Red wave may drown SEC rulemaking
Gary Gensler has chaired the SEC for 18 months. Or as it may soon be known in the Gensler household, his halcyon days.
The big picture: Gensler will be in the crosshairs if Republicans take control of Congress next month, which is looking increasingly likely.
- Scrutiny would mostly focus on substance, particularly transparency requirements around the first two parts of ESG.
- But it also would dig into process, based on bipartisan complaints that public notice and comment windows have been too short.
Why it matters: SEC rulemaking could be significantly slowed, or even ground to a halt.
- That could mean a delay, or even scrapping, heavily lobbied regulations that would mandate detailed disclosures of carbon emissions.
- Same for several new private fund reporting rules, including increased disclosure of fund manager compensation, quarterly reporting to limited partners, and notifying the SEC one business day after discrete events like advisor-led secondaries or clawbacks.

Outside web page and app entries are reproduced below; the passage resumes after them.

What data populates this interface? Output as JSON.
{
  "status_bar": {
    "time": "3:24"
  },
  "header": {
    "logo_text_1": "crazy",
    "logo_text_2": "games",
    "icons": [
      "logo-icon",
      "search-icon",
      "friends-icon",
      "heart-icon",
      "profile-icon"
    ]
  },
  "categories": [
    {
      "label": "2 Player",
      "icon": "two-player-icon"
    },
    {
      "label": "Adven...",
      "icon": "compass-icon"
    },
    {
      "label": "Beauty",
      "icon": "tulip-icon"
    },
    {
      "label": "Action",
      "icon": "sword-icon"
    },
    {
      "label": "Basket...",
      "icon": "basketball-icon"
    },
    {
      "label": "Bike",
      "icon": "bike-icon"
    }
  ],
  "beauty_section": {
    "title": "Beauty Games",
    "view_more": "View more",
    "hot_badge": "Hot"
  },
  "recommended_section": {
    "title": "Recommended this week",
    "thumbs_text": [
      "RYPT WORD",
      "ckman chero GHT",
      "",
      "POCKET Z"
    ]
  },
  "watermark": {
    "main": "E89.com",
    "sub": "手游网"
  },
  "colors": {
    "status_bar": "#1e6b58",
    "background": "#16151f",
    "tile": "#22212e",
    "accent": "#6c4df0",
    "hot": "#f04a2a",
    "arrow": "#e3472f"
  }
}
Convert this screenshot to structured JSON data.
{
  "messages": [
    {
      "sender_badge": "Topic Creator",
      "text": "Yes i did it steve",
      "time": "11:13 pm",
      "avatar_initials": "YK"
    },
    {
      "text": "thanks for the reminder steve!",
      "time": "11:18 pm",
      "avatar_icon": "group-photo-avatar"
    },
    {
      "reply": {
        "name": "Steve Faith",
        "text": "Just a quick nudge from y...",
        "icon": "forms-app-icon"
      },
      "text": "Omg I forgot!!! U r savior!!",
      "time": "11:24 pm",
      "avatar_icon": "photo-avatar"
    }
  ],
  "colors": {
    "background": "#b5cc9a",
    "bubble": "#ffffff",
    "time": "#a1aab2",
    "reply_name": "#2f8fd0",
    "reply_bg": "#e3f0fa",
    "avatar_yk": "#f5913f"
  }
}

The bottom line: Divided federal government could cause D.C. gridlock that goes far beyond legislation.